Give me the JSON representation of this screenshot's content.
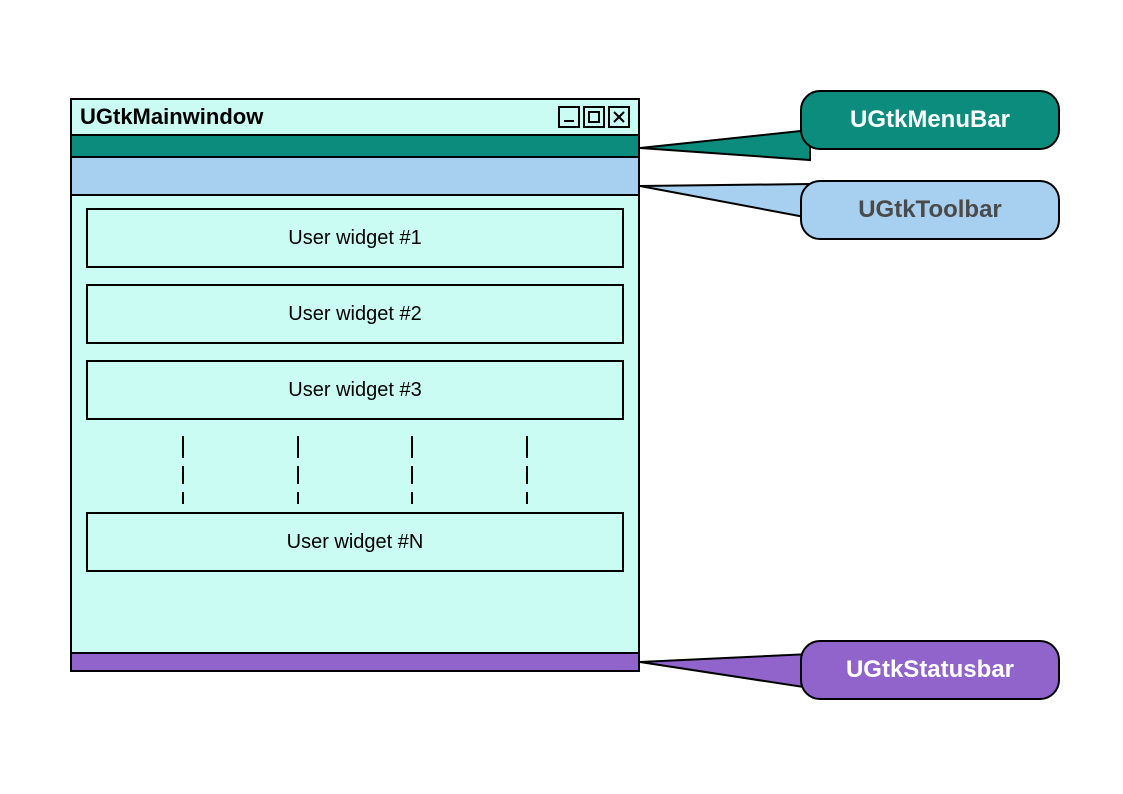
{
  "window": {
    "title": "UGtkMainwindow",
    "widgets": [
      "User widget #1",
      "User widget #2",
      "User widget #3",
      "User widget #N"
    ]
  },
  "callouts": {
    "menubar": "UGtkMenuBar",
    "toolbar": "UGtkToolbar",
    "statusbar": "UGtkStatusbar"
  },
  "colors": {
    "window_bg": "#cbfcf4",
    "menubar": "#0c8c7c",
    "toolbar": "#a6cff0",
    "statusbar": "#9164cc"
  }
}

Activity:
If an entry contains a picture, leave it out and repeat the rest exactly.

Exercise answer:
Give me the JSON representation of this screenshot's content.
{
  "window": {
    "title": "UGtkMainwindow",
    "widgets": [
      "User widget #1",
      "User widget #2",
      "User widget #3",
      "User widget #N"
    ]
  },
  "callouts": {
    "menubar": "UGtkMenuBar",
    "toolbar": "UGtkToolbar",
    "statusbar": "UGtkStatusbar"
  },
  "colors": {
    "window_bg": "#cbfcf4",
    "menubar": "#0c8c7c",
    "toolbar": "#a6cff0",
    "statusbar": "#9164cc"
  }
}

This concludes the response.